Disrupting Aircraft Design and Production Written 25 June 2018
Panelists: Moderator Juan Alonso, professor of aeronautics and astronautics, Stanford University; Rodin Lyasoff, CEO, A^3 by Airbus; Jack O’Banion, vice president of strategy and customer requirements, Advanced Development Programs, Lockheed Martin; Pradeep Fernandes, managing director of disruptive horizons, Boeing HorizonX; Ilan Kroo, Thomas V. Jones professor of engineering, Department of Aeronautics and Astronautics, Stanford University
by Tom Risen, Aerospace America staff reporter (2017-2018)

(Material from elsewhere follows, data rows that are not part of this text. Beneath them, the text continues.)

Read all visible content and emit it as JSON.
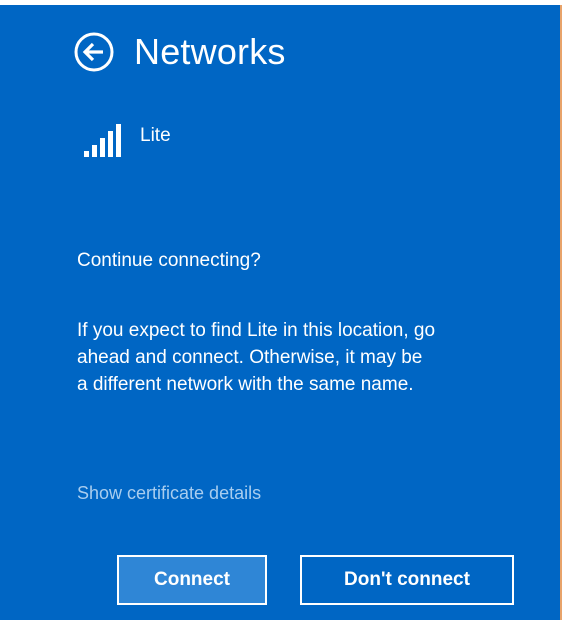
{
  "header": {
    "title": "Networks",
    "back_icon": "back-arrow-circle-icon"
  },
  "network": {
    "name": "Lite",
    "signal_icon": "wifi-signal-icon"
  },
  "prompt": {
    "question": "Continue connecting?",
    "message": "If you expect to find Lite in this location, go ahead and connect. Otherwise, it may be a different network with the same name."
  },
  "links": {
    "certificate": "Show certificate details"
  },
  "buttons": {
    "connect": "Connect",
    "dont_connect": "Don't connect"
  },
  "colors": {
    "panel_background": "#0066c4",
    "text": "#ffffff",
    "link": "#a8cdef",
    "primary_button": "#2f86d6",
    "border_accent": "#e8a36a"
  }
}
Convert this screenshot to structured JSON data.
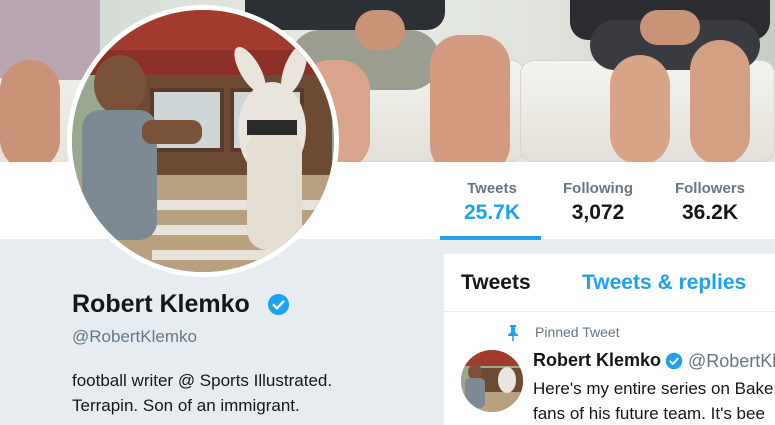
{
  "profile": {
    "name": "Robert Klemko",
    "handle": "@RobertKlemko",
    "bio_line1": "football writer @ Sports Illustrated.",
    "bio_line2": "Terrapin. Son of an immigrant."
  },
  "stats": [
    {
      "label": "Tweets",
      "value": "25.7K"
    },
    {
      "label": "Following",
      "value": "3,072"
    },
    {
      "label": "Followers",
      "value": "36.2K"
    }
  ],
  "tabs": {
    "tweets": "Tweets",
    "replies": "Tweets & replies"
  },
  "pinned_tweet": {
    "pinned_label": "Pinned Tweet",
    "author_name": "Robert Klemko",
    "author_handle": "@RobertKle",
    "text_line1": "Here's my entire series on Bake",
    "text_line2": "fans of his future team. It's bee"
  },
  "colors": {
    "accent": "#1da1f2",
    "muted": "#657786",
    "text": "#14171a",
    "panel": "#e6ecf0"
  },
  "icons": [
    "verified-badge-icon",
    "pin-icon"
  ]
}
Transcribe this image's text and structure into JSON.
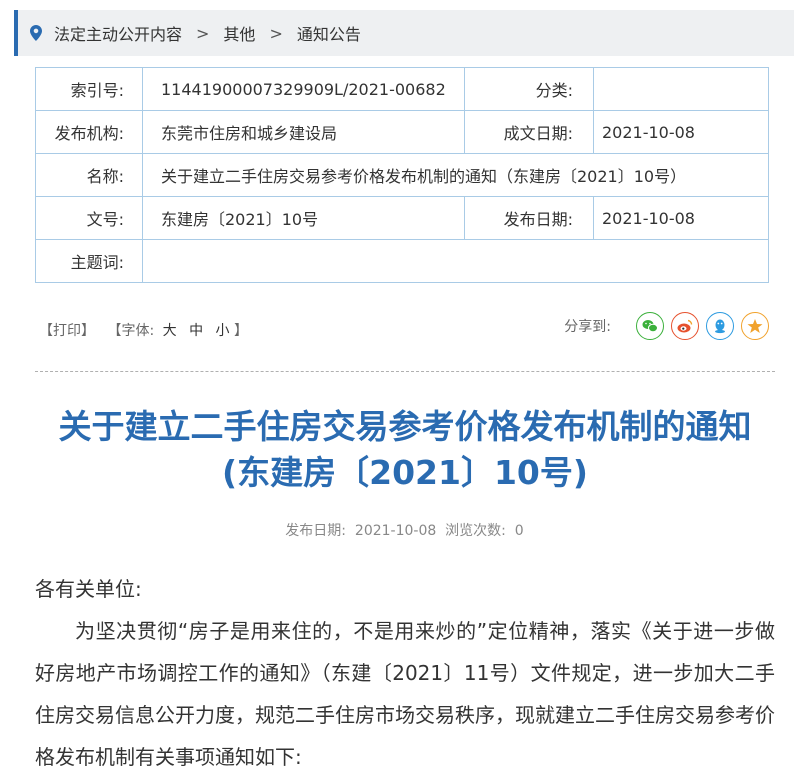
{
  "breadcrumb": {
    "items": [
      "法定主动公开内容",
      "其他",
      "通知公告"
    ],
    "separator": ">"
  },
  "meta": {
    "index_label": "索引号:",
    "index_value": "11441900007329909L/2021-00682",
    "category_label": "分类:",
    "category_value": "",
    "org_label": "发布机构:",
    "org_value": "东莞市住房和城乡建设局",
    "date_made_label": "成文日期:",
    "date_made_value": "2021-10-08",
    "name_label": "名称:",
    "name_value": "关于建立二手住房交易参考价格发布机制的通知（东建房〔2021〕10号）",
    "docno_label": "文号:",
    "docno_value": "东建房〔2021〕10号",
    "pub_date_label": "发布日期:",
    "pub_date_value": "2021-10-08",
    "subject_label": "主题词:",
    "subject_value": ""
  },
  "tools": {
    "print": "【打印】",
    "font_prefix": "【字体:",
    "font_large": "大",
    "font_medium": "中",
    "font_small": "小",
    "font_suffix": "】",
    "share_label": "分享到:",
    "share_icons": [
      "wechat-icon",
      "weibo-icon",
      "qq-icon",
      "qzone-icon"
    ],
    "colors": {
      "wechat": "#3bb03b",
      "weibo": "#e6512d",
      "qq": "#2d9be0",
      "qzone": "#f1a22c"
    }
  },
  "article": {
    "title_line1": "关于建立二手住房交易参考价格发布机制的通知",
    "title_line2": "(东建房〔2021〕10号)",
    "pub_date": "发布日期:  2021-10-08  浏览次数:  0",
    "greeting": "各有关单位:",
    "paragraph1": "为坚决贯彻“房子是用来住的，不是用来炒的”定位精神，落实《关于进一步做好房地产市场调控工作的通知》（东建〔2021〕11号）文件规定，进一步加大二手住房交易信息公开力度，规范二手住房市场交易秩序，现就建立二手住房交易参考价格发布机制有关事项通知如下:"
  },
  "accent_color": "#2a6bb1"
}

Companies must rely on new tools for design and development to meet shifting consumer demand with new types of aircraft, including electric vertical takeoff and landing, or eVTOL, vehicles, a group of executives and academics said June 25 during the “New Paradigms in Aviation” panel at the 2018 AIAA AVIATION Forum in Atlanta.
Maturing technologies, including autonomy and increased battery density, give companies opportunity to create “a new layer of transportation” not possible a few years ago, said Pradeep Fernandes, managing director of disruptive horizons at Boeing HorizonX, an arm of Boeing he said exists to “beat our own game.”
The challenge for the aircraft industry, Fernandes said, is to pursue better fuel efficiency, better maintenance costs and lower crew operating costs for a new layer of transportation.
“If you cannot do that, you need a new unique capability that today’s system cannot provide,” he said.
Fernandes cited Boeing’s ecoDemonstrator program — which test flies new technologies, including plant-based biofuel, every year on a commercial airliner — and referred to the eVTOL vehicle being test flown by Aurora Flight Sciences, the Virginia-based company acquired by Boeing last year. Aurora Flight Sciences CEO John Langford is the president of AIAA.
New eVTOL aircraft promise a market for electric flight for commutes from a city to the suburbs by being cleaner and quieter than conventional helicopters, said Rodin Lyasoff, CEO of Silicon Valley-based A^3 by Airbus. The eVTOL aircraft being test flown by A^3 is the Vahana, which will begin test flights to transition from vertical to horizontal flight in August, according to a spokeswoman for the company.
Improvements in automation have made automated assembly lines less costly in car manufacturing factories, Lyasoff said, adding he is curious what can be leveraged from that industry method when eVTOL vehicles such as the Vahana complete the testing and regulation stages and are ready for mass production.
Additive manufacturing is another increasingly mainstream production method that promises lower costs and easier creation of aircraft parts in complex shapes, but “it has to be done with significant care,” said Jack O’Banion, vice president of strategy and customer requirements with Advanced Development Programs at Lockheed Martin, also known as Lockheed Martin Skunk Works.
The challenge for additive manufacturing of aircraft parts is certifying them for safety with regulators, O’Banion said, calling certification “a whole science in itself.”“It has opened avenues of design that weren’t there before,” O’Banion said of additive manufacturing. “We are able to create new propulsion systems and other things that would have been impossible to machine a part to do.”